Fire bowls were a great idea; they were just a little low to the ground and not especially attractive. Well, that has changed.
“Fire bowls debuted about a dozen years ago,” says Bryon Eaton, manager of Yard Art Patio & Fireplace in Colleyville, “and I was sure people wouldn’t use them. I was very, very wrong.”
He found his customers were enthusiastic about adding a controlled element of fire to their outdoor rooms. “Gazing at a fire is hypnotizing, so they make a great gathering place and provide entertainment,” Eaton says.
With their popularity on the upswing, manufacturers addressed the less savory aspects — their looks and their functionality. Fire bowls were only good for gazing at fires and roasting marshmallows.
Raise the fire bowl and surround it with a table, and you have a great cocktail location. Put a grill on top of the fire and raise it to dining height, and now you’re cooking.
Eaton has seen the light, and now Yard Art has the largest selection of fire tables in the area.
Fire tables are sold in a variety of heights with myriad finishes and tops, and they burn wood, propane or gel fuels. Here is what to know before you buy one:
Solid fuel: If wood is burned, it is necessary to place the fire table in an open area with no overhanging roof or tree limbs. The smoke from burning piñon wood is a natural mosquito repellent, so it is a good choice, plus it has a lovely aroma. Gas: If propane gas is used, the table can be placed on the patio so long as there is one open wall for ventilation. The fire bowls can be filled with lava rocks, ceramic logs or glass pebbles. Gel: The gel-burning fire tables can be used in enclosed spaces, but people have been burned recently. Lawsuits followed, and many outdoor stores say they refuse to carry any fire tables for this reason.
The tables are available in a number of heights.
18 inches: This is called “chat height” or “conversation height.” It is the height of a coffee table and works well with club chairs or sofas. As the chairs tend to be deep, they make dining difficult, but it is optimum comfort for cocktails.
28 inches: This is the typical height of a dining table. These fire tables are often rectangular and can seat six easily. The fire bowl in the center, often rectangular, as well, acts like a dramatically animated centerpiece. Several manufacturers of dining-height fire tables are making the fire bowl multipurpose by adding cooking griddles on top, or making toppers such as Lazy Susans or bowl covers. Some even make the fire bowl removable and an ice bucket insert can be used instead. These tables have the most functionality.
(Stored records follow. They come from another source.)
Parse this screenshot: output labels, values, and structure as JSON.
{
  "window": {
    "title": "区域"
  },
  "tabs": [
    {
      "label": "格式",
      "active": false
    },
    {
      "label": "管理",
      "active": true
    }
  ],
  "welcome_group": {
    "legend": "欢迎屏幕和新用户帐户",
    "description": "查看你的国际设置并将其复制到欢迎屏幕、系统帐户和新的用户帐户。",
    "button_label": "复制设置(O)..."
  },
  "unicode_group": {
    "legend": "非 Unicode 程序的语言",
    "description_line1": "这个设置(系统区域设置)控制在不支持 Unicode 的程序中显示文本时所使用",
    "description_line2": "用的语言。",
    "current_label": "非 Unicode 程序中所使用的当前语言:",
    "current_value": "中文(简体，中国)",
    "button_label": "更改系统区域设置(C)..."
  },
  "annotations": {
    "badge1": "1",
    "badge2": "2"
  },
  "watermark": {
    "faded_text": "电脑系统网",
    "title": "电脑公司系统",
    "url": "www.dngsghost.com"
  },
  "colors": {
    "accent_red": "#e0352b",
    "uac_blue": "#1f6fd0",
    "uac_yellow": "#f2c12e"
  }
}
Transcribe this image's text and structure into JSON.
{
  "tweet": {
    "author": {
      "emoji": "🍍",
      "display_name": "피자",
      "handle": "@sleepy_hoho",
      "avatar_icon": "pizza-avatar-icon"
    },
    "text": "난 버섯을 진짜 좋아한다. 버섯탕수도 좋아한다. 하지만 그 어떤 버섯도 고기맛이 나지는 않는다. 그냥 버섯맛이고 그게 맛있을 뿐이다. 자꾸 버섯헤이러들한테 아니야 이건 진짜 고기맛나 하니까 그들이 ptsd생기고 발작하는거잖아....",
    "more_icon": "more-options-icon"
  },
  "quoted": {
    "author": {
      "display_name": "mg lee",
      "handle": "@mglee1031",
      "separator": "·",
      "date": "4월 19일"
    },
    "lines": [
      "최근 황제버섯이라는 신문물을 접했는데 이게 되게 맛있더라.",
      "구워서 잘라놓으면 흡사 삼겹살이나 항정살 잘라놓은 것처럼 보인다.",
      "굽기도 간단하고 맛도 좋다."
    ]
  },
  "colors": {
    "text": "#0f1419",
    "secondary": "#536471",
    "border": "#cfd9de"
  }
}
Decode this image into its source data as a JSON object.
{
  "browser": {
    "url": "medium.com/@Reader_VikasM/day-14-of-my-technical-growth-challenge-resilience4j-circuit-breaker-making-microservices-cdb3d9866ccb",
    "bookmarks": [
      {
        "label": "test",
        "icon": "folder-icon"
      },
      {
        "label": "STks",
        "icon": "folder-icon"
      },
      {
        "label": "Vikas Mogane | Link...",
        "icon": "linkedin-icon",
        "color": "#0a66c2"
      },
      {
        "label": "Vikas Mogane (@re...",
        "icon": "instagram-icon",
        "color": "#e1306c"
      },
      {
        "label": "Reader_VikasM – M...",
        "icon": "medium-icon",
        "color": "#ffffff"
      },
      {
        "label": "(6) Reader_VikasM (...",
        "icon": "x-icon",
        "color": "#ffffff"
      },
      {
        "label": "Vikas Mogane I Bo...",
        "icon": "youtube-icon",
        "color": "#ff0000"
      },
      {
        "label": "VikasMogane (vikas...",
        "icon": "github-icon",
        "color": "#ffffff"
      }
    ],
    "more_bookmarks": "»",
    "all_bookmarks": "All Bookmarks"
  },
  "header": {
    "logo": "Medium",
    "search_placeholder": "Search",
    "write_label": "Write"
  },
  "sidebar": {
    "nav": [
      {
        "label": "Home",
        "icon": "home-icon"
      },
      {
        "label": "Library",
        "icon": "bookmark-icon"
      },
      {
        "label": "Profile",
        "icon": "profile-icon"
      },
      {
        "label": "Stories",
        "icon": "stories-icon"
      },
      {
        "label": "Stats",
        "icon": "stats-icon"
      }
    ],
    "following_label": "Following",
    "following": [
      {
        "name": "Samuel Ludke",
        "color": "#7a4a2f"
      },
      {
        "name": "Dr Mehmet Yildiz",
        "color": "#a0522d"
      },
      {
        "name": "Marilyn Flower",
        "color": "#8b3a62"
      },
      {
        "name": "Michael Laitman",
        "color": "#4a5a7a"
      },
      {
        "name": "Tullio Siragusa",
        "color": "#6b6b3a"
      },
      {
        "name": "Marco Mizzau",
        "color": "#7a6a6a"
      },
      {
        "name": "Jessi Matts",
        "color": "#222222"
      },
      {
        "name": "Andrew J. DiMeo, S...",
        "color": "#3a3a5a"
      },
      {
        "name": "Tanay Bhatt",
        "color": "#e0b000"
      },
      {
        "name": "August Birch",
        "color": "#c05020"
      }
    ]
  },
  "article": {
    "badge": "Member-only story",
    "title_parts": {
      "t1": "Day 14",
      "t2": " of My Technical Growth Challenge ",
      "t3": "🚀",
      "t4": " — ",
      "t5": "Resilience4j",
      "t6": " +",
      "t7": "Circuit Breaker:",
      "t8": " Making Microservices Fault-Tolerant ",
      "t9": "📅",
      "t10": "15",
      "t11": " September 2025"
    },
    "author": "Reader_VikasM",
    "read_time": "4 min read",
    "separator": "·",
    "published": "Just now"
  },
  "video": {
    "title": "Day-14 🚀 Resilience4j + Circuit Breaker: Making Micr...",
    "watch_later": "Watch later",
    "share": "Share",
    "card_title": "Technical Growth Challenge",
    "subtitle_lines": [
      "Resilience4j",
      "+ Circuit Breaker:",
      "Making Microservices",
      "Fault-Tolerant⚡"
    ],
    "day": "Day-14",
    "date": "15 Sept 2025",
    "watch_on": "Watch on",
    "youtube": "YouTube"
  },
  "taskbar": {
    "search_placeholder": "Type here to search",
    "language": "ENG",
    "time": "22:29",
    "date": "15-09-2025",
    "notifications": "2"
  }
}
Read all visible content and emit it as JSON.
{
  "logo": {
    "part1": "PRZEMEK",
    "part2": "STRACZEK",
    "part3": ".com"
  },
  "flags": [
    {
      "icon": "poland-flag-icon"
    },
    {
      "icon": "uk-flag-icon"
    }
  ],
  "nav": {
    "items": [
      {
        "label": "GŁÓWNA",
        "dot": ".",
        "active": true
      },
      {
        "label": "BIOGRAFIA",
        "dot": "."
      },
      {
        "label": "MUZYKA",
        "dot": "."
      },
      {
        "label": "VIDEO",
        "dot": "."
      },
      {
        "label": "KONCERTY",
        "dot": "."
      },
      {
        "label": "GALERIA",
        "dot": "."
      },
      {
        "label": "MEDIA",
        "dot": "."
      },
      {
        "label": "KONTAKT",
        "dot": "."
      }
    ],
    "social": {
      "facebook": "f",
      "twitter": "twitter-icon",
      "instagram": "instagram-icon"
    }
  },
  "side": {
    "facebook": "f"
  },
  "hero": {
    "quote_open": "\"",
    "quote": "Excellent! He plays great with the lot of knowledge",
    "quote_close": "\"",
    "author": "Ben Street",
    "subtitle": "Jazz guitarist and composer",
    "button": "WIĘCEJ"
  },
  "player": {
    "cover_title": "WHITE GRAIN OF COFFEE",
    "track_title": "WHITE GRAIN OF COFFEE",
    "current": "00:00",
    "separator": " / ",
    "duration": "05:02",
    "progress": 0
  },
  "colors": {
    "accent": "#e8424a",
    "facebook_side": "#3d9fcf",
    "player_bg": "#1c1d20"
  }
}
39 to 43 inches: This is the bar- or counter-height table and it necessitates equally tall stools.
Almost all of the fire tables are aluminum and have bases that are fairly utilitarian, but their tops can be extremely detailed, from patterned finishes that look like rattan to tooled leather. Some have mosaics of tiles, still others have stained-glass effects. Combined with the variety of fillers, such as colorful cubes or pebbles, the possibilities are rather limitless.